2. Roberts Joan E. Photobiology of the Human Lens. Fordham University, Department of Natural Sciences. photobiology.info/Roberts.html
3. Zeiss data on file. EN_20_200_02261
5. Roberts Joan E., Ph.D. Ultraviolet Radiation as a Risk Factor for Cataract and Macular Degeneration. Eye Contact Lens. 2011 Jul;37(4):246-9. doi: 10.1097/ICL.0b013e31821cbcc9.
6. Zeiss data on file. EN_20_200_03251
7. Reints Renae. The blue light emitted from electronics can cause accelerated blindness, study finds. 15/08/2018 http://fortune.com/2018/08/15/blue-light-blindness-study/

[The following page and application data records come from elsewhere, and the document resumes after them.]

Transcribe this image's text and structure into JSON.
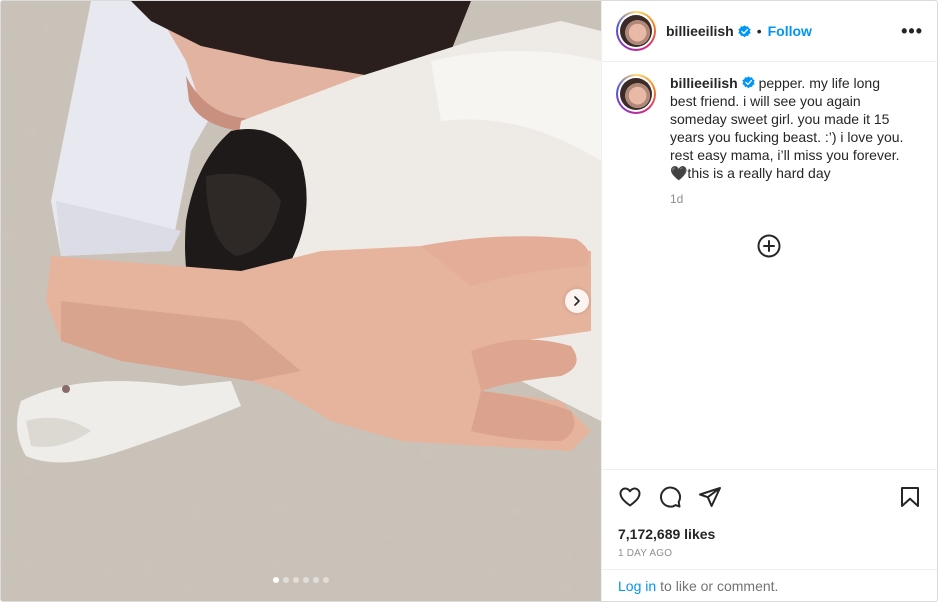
{
  "post": {
    "username": "billieeilish",
    "follow_label": "Follow",
    "separator": "•",
    "more_label": "•••",
    "caption": "pepper. my life long best friend. i will see you again someday sweet girl. you made it 15 years you fucking beast. :’) i love you. rest easy mama, i’ll miss you forever.🖤this is a really hard day",
    "relative_time": "1d",
    "likes": "7,172,689 likes",
    "date": "1 DAY AGO",
    "login_link": "Log in",
    "login_rest": "to like or comment."
  },
  "carousel": {
    "slide_count": 6,
    "active_index": 0
  },
  "icons": {
    "like": "heart-icon",
    "comment": "comment-icon",
    "share": "share-icon",
    "save": "bookmark-icon",
    "verified": "verified-badge-icon",
    "add": "plus-circle-icon",
    "next": "chevron-right-icon"
  },
  "colors": {
    "link": "#0095f6",
    "verified": "#0095f6",
    "text": "#262626",
    "muted": "#8e8e8e"
  }
}
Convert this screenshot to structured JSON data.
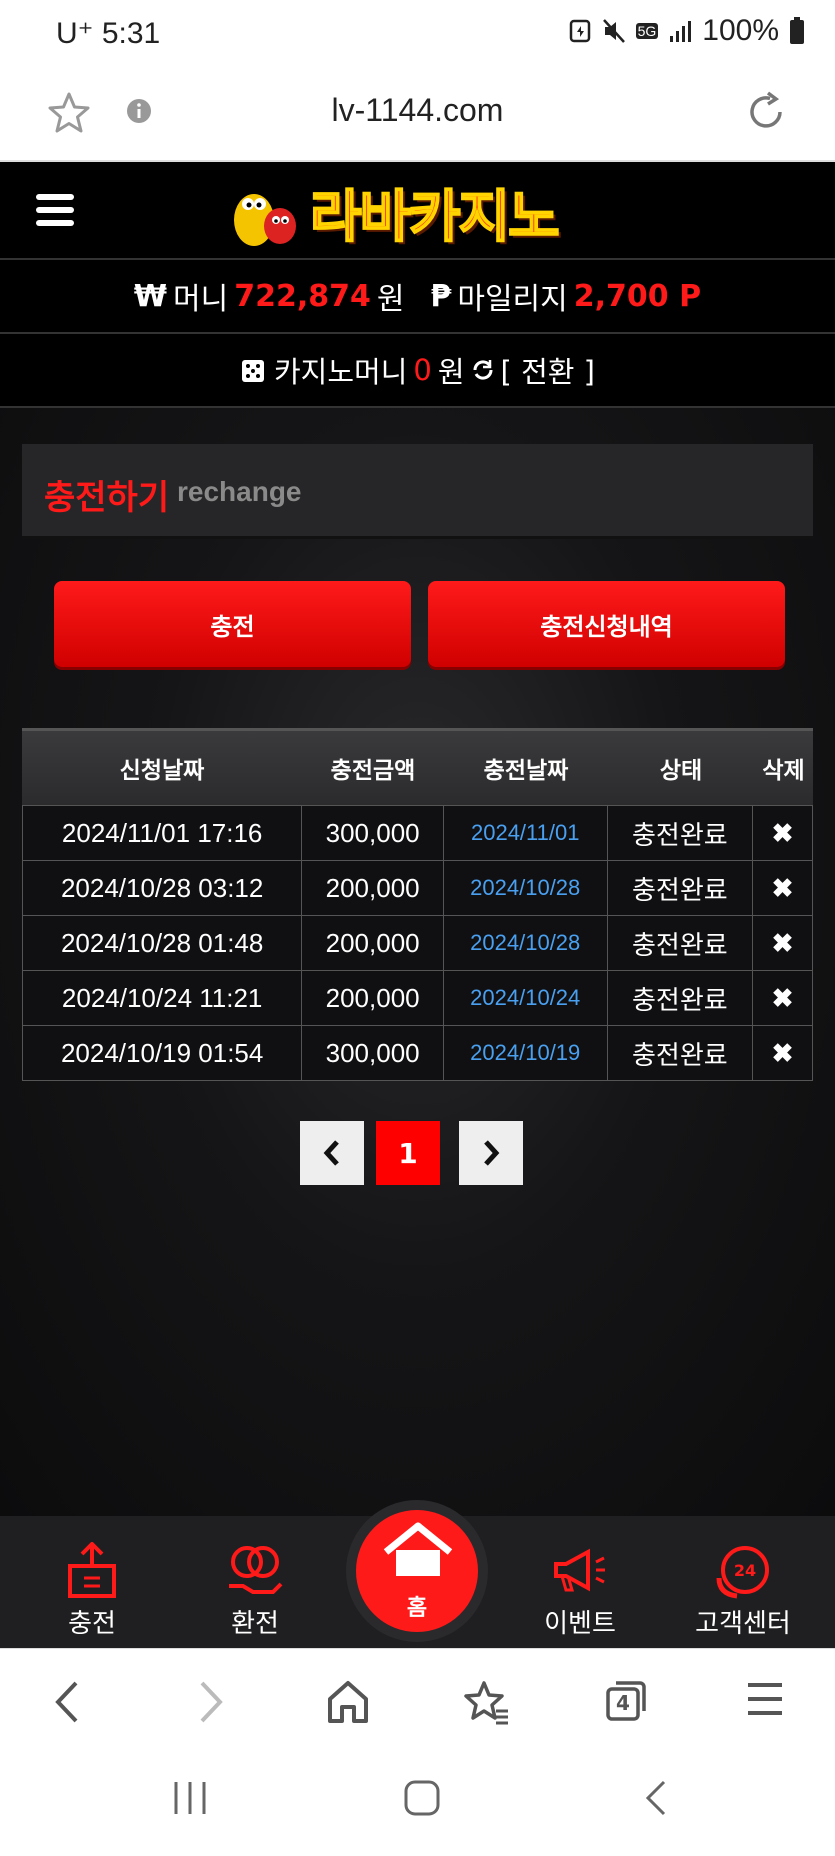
{
  "status": {
    "carrier_time": "U⁺ 5:31",
    "battery": "100%",
    "network": "5G"
  },
  "browser": {
    "url": "lv-1144.com",
    "tabs_count": "4"
  },
  "site": {
    "logo_text": "라바카지노",
    "money_label": "머니",
    "money_value": "722,874",
    "won": "원",
    "mileage_label": "마일리지",
    "mileage_value": "2,700 P",
    "casino_label": "카지노머니",
    "casino_value": "0",
    "casino_won": "원",
    "convert_label": "[ 전환 ]"
  },
  "section": {
    "title": "충전하기",
    "subtitle": "rechange"
  },
  "buttons": {
    "charge": "충전",
    "history": "충전신청내역"
  },
  "table": {
    "headers": [
      "신청날짜",
      "충전금액",
      "충전날짜",
      "상태",
      "삭제"
    ],
    "rows": [
      {
        "req": "2024/11/01 17:16",
        "amount": "300,000",
        "date": "2024/11/01",
        "status": "충전완료",
        "del": "✖"
      },
      {
        "req": "2024/10/28 03:12",
        "amount": "200,000",
        "date": "2024/10/28",
        "status": "충전완료",
        "del": "✖"
      },
      {
        "req": "2024/10/28 01:48",
        "amount": "200,000",
        "date": "2024/10/28",
        "status": "충전완료",
        "del": "✖"
      },
      {
        "req": "2024/10/24 11:21",
        "amount": "200,000",
        "date": "2024/10/24",
        "status": "충전완료",
        "del": "✖"
      },
      {
        "req": "2024/10/19 01:54",
        "amount": "300,000",
        "date": "2024/10/19",
        "status": "충전완료",
        "del": "✖"
      }
    ]
  },
  "pager": {
    "prev": "‹",
    "current": "1",
    "next": "›"
  },
  "bottom_nav": {
    "charge": "충전",
    "exchange": "환전",
    "home": "홈",
    "event": "이벤트",
    "support": "고객센터",
    "support_badge": "24"
  },
  "colors": {
    "accent": "#ff1a1a",
    "link_blue": "#4aa0f0",
    "bg": "#0d0d0f"
  }
}
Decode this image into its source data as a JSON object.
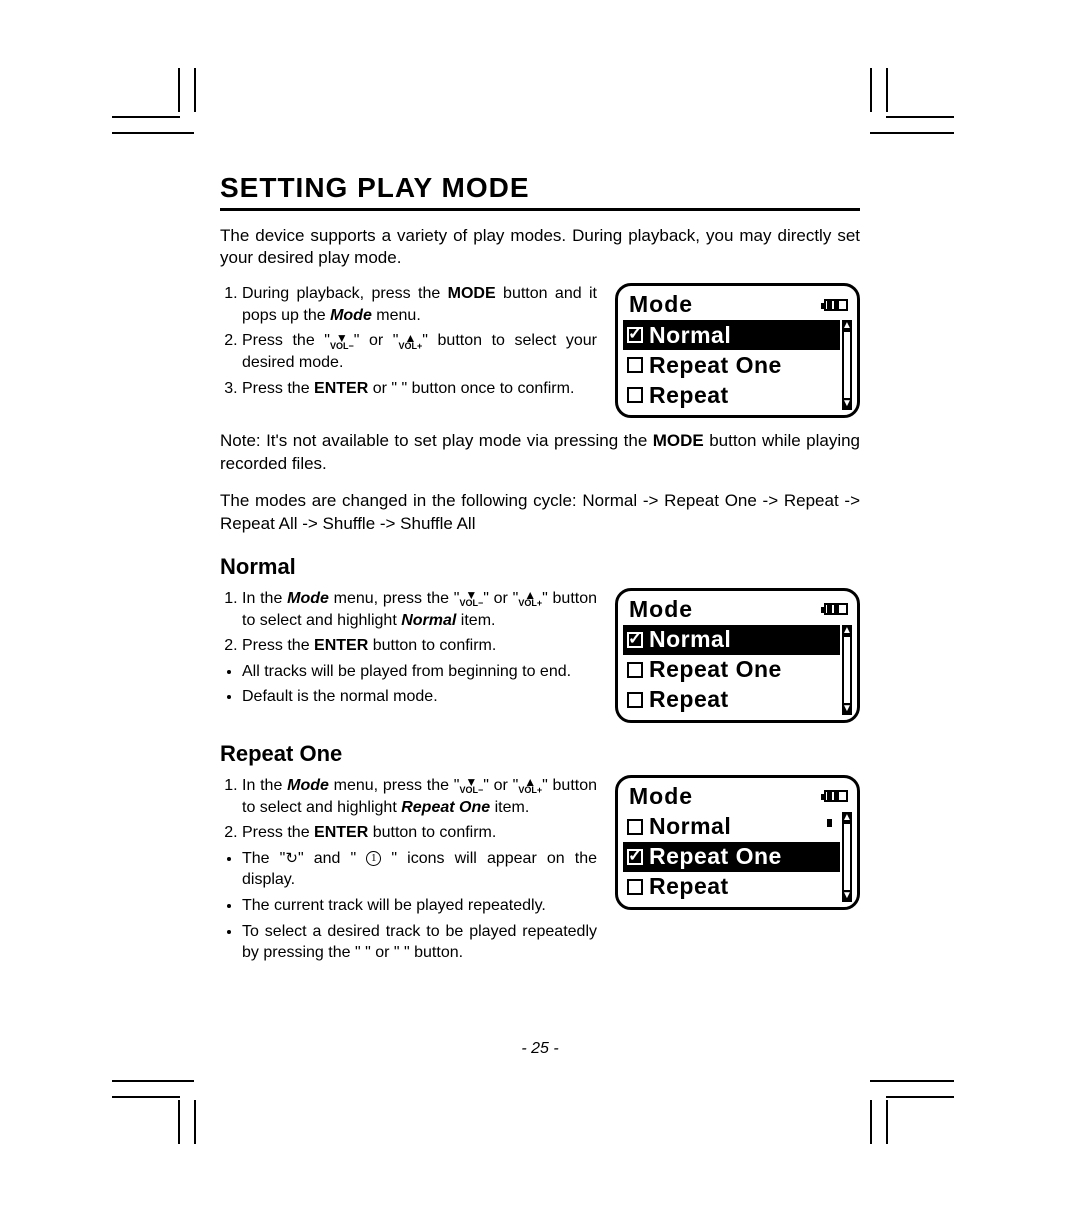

9. Rossi, Bryan. The invisible truth about UV. Canadian Eye Care Business Review https://eyecarebusiness.ca/uv-protection-we-can-all-do-more/
13. Grumezescu, Alexandru Mihai. Nanobiomaterials in Antimicrobial Therapy Volume 6, Science Direct, 2016
14. Rifai,K., et al., Efficiency of ocular UV Protection by clear lens solutions, Biomedical Optics Express 9.4 (2018): 1948-1963
15. Rosenthal F., et al., "The effect of prescription eyewear on ocular exposure to ultraviolet radiation." Am. J. Public Health. (1986)
16. Behar-Cohen, Francine, et al. Ultraviolet damage to the eye revisited: eye-sun protection factor (E=SPF), a new ultraviolet protection label for eye wear. Clinical opthalmology (Auckland, NZ) 2014